_Exercise goal_. Within the entries below, count the lines that hold the string "JSON" and give only that number.

*** Source data ***

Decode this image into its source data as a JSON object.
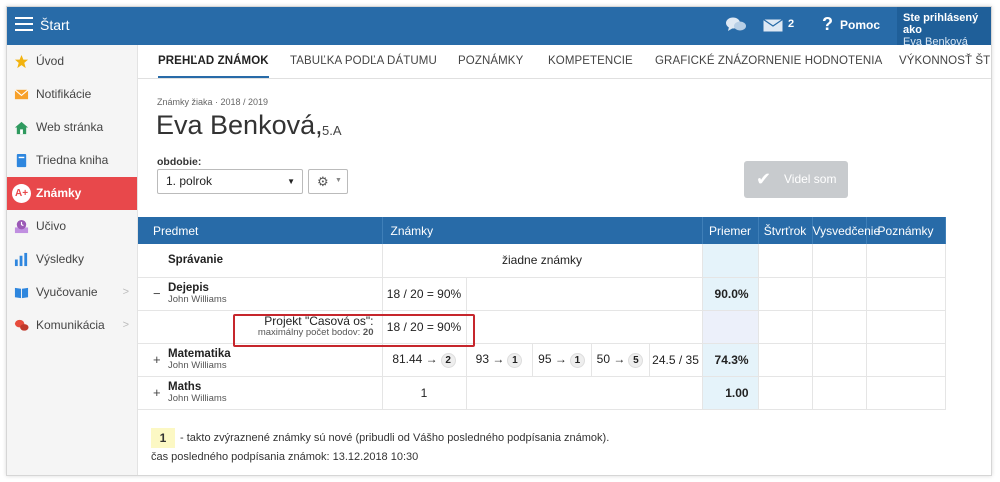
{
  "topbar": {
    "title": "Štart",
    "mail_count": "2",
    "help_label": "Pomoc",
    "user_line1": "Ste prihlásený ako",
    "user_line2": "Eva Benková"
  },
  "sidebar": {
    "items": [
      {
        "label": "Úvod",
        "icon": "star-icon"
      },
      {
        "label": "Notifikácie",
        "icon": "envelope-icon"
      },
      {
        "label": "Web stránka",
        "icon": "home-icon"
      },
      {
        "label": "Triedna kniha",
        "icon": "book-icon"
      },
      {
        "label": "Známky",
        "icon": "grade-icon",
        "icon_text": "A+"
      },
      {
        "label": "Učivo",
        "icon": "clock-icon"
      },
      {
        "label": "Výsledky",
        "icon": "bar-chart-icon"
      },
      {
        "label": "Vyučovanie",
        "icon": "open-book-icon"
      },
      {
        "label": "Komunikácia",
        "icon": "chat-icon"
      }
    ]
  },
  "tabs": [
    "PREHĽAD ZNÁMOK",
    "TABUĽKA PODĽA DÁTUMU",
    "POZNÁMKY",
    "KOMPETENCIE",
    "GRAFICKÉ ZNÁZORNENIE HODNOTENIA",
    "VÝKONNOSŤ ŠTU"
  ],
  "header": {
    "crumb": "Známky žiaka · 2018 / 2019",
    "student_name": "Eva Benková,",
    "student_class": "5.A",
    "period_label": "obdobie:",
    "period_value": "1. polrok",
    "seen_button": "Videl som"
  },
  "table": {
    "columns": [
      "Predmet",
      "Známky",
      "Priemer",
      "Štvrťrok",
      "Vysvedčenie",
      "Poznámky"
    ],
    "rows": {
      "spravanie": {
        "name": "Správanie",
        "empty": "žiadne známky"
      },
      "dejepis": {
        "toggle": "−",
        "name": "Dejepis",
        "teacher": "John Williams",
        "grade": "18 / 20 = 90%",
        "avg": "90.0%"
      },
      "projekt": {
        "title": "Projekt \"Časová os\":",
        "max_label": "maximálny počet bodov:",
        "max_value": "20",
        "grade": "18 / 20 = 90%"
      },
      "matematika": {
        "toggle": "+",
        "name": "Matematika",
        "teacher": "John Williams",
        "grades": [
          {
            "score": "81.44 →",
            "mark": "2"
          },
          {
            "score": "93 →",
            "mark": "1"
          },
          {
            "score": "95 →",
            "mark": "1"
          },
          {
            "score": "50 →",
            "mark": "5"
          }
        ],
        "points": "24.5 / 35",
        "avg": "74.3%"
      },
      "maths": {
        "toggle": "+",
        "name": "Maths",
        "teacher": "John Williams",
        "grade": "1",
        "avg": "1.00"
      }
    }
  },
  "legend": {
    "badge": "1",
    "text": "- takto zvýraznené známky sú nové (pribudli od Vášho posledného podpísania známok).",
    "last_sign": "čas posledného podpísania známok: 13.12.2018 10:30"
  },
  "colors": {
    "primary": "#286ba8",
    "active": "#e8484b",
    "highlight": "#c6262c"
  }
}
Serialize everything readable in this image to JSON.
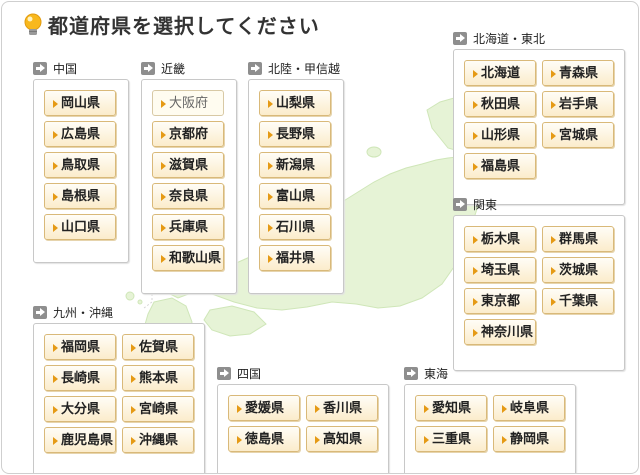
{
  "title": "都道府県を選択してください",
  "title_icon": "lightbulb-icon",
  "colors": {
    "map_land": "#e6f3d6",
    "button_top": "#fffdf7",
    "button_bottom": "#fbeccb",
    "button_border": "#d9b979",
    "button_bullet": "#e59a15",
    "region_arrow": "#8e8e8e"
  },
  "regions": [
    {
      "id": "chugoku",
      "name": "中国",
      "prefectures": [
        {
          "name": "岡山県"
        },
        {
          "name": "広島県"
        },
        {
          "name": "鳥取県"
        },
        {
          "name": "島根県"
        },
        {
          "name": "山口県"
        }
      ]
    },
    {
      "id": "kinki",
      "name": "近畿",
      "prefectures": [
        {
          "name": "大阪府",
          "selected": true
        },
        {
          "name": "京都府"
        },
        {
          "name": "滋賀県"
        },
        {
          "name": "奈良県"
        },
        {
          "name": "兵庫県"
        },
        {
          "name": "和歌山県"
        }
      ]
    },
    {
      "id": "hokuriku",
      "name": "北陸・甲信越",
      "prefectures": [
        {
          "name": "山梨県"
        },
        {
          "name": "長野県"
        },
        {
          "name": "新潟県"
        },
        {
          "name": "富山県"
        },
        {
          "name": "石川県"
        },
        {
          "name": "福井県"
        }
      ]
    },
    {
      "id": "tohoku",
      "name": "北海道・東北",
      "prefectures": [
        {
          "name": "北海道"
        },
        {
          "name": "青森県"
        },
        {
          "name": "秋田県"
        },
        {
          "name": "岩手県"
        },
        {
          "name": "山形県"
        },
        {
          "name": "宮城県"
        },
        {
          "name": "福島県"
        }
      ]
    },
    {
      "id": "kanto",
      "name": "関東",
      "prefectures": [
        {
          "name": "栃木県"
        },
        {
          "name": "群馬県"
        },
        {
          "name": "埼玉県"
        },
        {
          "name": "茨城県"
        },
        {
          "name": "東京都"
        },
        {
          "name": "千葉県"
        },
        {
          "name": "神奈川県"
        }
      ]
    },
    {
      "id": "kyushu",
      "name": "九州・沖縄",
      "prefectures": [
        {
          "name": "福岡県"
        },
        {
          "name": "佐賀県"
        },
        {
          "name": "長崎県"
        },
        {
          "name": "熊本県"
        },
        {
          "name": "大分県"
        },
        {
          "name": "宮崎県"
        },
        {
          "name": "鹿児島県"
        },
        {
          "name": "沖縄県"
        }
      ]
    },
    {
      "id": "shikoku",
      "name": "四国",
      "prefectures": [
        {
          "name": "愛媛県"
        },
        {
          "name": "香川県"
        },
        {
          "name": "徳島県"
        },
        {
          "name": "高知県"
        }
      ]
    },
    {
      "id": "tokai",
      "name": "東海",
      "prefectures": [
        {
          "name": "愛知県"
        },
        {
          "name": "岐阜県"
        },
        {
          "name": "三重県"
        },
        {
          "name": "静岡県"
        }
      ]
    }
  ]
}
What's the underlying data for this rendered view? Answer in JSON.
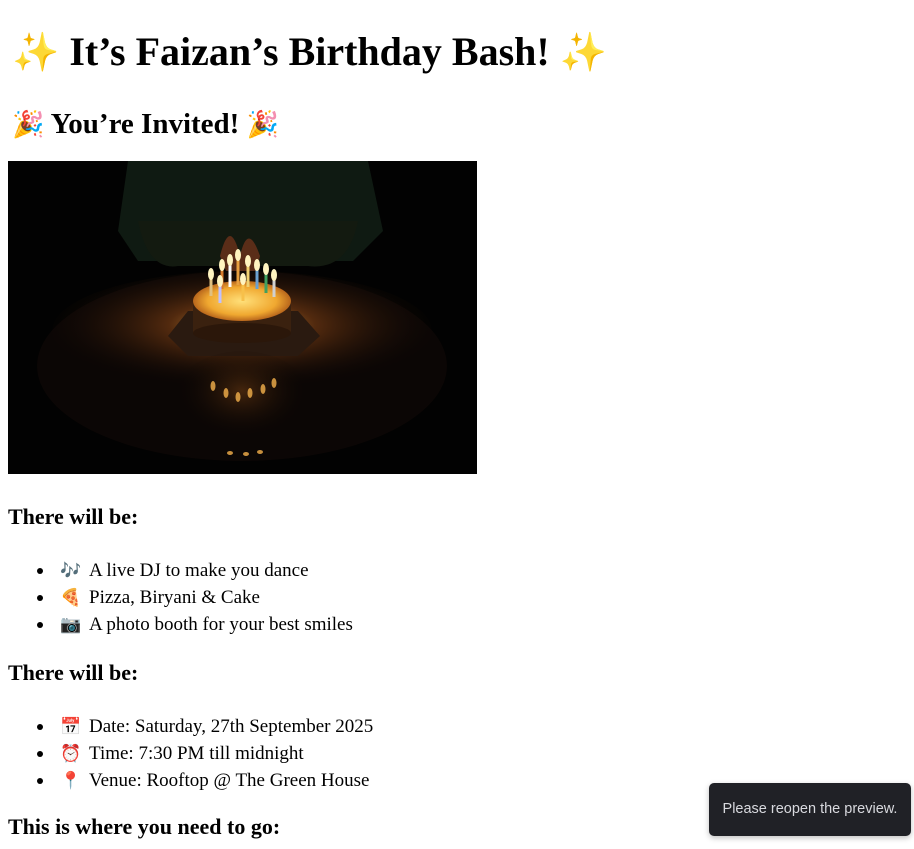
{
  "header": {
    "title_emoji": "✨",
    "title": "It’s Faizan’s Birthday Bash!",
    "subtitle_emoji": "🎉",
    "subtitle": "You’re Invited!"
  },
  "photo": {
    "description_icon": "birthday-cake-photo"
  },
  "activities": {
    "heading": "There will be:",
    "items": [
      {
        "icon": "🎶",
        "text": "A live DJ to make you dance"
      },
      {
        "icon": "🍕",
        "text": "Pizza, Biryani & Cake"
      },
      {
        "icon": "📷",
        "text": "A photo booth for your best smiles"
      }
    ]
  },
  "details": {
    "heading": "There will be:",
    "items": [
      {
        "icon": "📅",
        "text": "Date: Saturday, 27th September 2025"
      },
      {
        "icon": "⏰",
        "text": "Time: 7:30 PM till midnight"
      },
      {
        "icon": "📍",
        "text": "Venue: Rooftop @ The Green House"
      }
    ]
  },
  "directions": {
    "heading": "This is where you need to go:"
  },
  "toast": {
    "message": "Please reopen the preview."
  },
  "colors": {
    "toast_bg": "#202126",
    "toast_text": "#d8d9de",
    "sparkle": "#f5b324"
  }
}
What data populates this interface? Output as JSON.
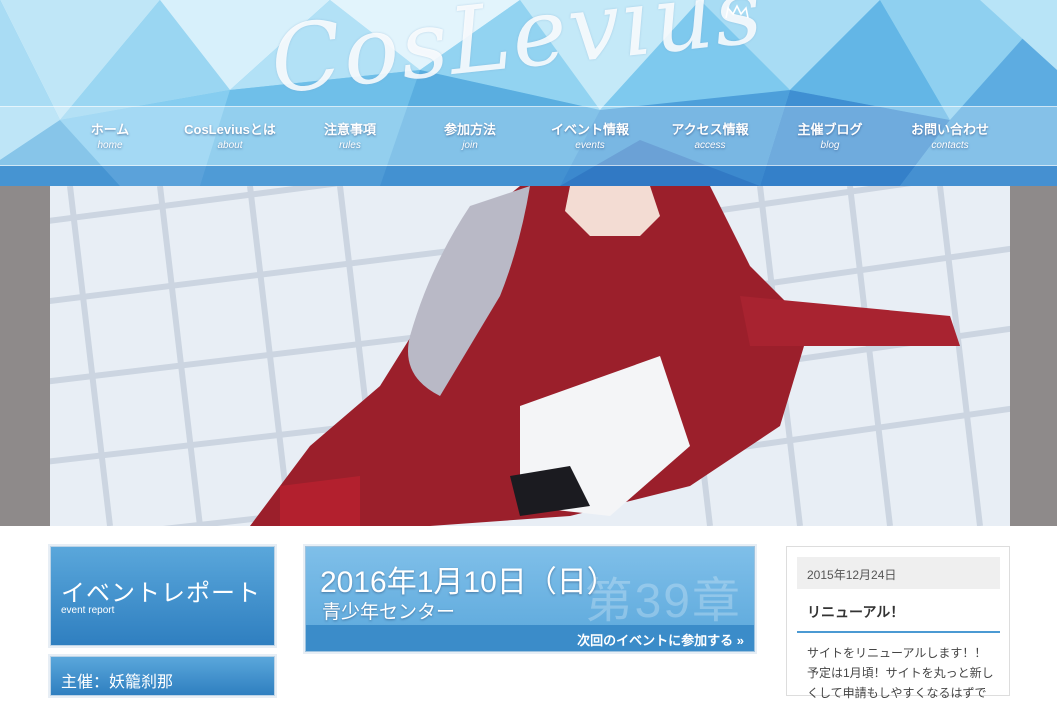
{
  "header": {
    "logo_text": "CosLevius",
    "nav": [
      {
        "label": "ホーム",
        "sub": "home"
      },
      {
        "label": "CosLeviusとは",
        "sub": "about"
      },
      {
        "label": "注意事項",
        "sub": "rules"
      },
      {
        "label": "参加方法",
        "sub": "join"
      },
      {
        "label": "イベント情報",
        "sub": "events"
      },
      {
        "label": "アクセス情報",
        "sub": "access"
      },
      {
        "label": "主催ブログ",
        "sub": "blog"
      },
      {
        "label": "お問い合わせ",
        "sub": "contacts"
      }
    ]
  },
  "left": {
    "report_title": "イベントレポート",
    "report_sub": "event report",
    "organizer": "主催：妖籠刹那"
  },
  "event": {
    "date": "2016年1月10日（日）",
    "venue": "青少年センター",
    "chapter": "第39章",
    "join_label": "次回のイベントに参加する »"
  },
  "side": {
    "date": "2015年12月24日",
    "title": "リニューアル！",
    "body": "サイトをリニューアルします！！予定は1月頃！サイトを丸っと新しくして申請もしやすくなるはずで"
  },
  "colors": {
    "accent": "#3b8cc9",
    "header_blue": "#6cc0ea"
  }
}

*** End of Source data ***

_Final answer_. 4